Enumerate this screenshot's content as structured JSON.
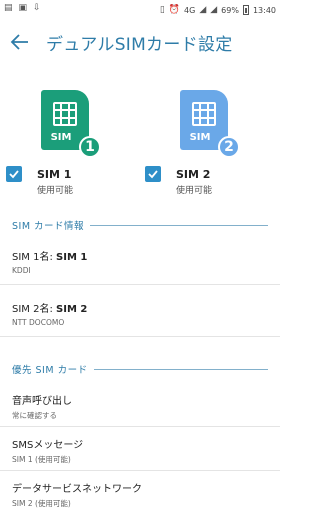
{
  "status_bar": {
    "left_icons": [
      "signal-icon",
      "image-icon",
      "download-icon"
    ],
    "network": "4G",
    "battery": "69%",
    "time": "13:40"
  },
  "app_bar": {
    "title": "デュアルSIMカード設定"
  },
  "sims": [
    {
      "badge_label": "SIM",
      "number": "1",
      "name": "SIM 1",
      "status": "使用可能",
      "color": "#1b9e7a",
      "checked": true
    },
    {
      "badge_label": "SIM",
      "number": "2",
      "name": "SIM 2",
      "status": "使用可能",
      "color": "#6aa8e8",
      "checked": true
    }
  ],
  "sim_info": {
    "header": "SIM カード情報",
    "items": [
      {
        "label": "SIM 1名: ",
        "value": "SIM 1",
        "carrier": "KDDI"
      },
      {
        "label": "SIM 2名: ",
        "value": "SIM 2",
        "carrier": "NTT DOCOMO"
      }
    ]
  },
  "preferred": {
    "header": "優先 SIM カード",
    "items": [
      {
        "title": "音声呼び出し",
        "sub": "常に確認する"
      },
      {
        "title": "SMSメッセージ",
        "sub": "SIM 1 (使用可能)"
      },
      {
        "title": "データサービスネットワーク",
        "sub": "SIM 2 (使用可能)"
      }
    ]
  },
  "colors": {
    "accent": "#2e7ca8",
    "checkbox": "#2e8fc8"
  }
}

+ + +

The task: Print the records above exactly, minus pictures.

Response area:
Enumerate this screenshot's content as structured JSON.
{
  "status_bar": {
    "left_icons": [
      "signal-icon",
      "image-icon",
      "download-icon"
    ],
    "network": "4G",
    "battery": "69%",
    "time": "13:40"
  },
  "app_bar": {
    "title": "デュアルSIMカード設定"
  },
  "sims": [
    {
      "badge_label": "SIM",
      "number": "1",
      "name": "SIM 1",
      "status": "使用可能",
      "color": "#1b9e7a",
      "checked": true
    },
    {
      "badge_label": "SIM",
      "number": "2",
      "name": "SIM 2",
      "status": "使用可能",
      "color": "#6aa8e8",
      "checked": true
    }
  ],
  "sim_info": {
    "header": "SIM カード情報",
    "items": [
      {
        "label": "SIM 1名: ",
        "value": "SIM 1",
        "carrier": "KDDI"
      },
      {
        "label": "SIM 2名: ",
        "value": "SIM 2",
        "carrier": "NTT DOCOMO"
      }
    ]
  },
  "preferred": {
    "header": "優先 SIM カード",
    "items": [
      {
        "title": "音声呼び出し",
        "sub": "常に確認する"
      },
      {
        "title": "SMSメッセージ",
        "sub": "SIM 1 (使用可能)"
      },
      {
        "title": "データサービスネットワーク",
        "sub": "SIM 2 (使用可能)"
      }
    ]
  },
  "colors": {
    "accent": "#2e7ca8",
    "checkbox": "#2e8fc8"
  }
}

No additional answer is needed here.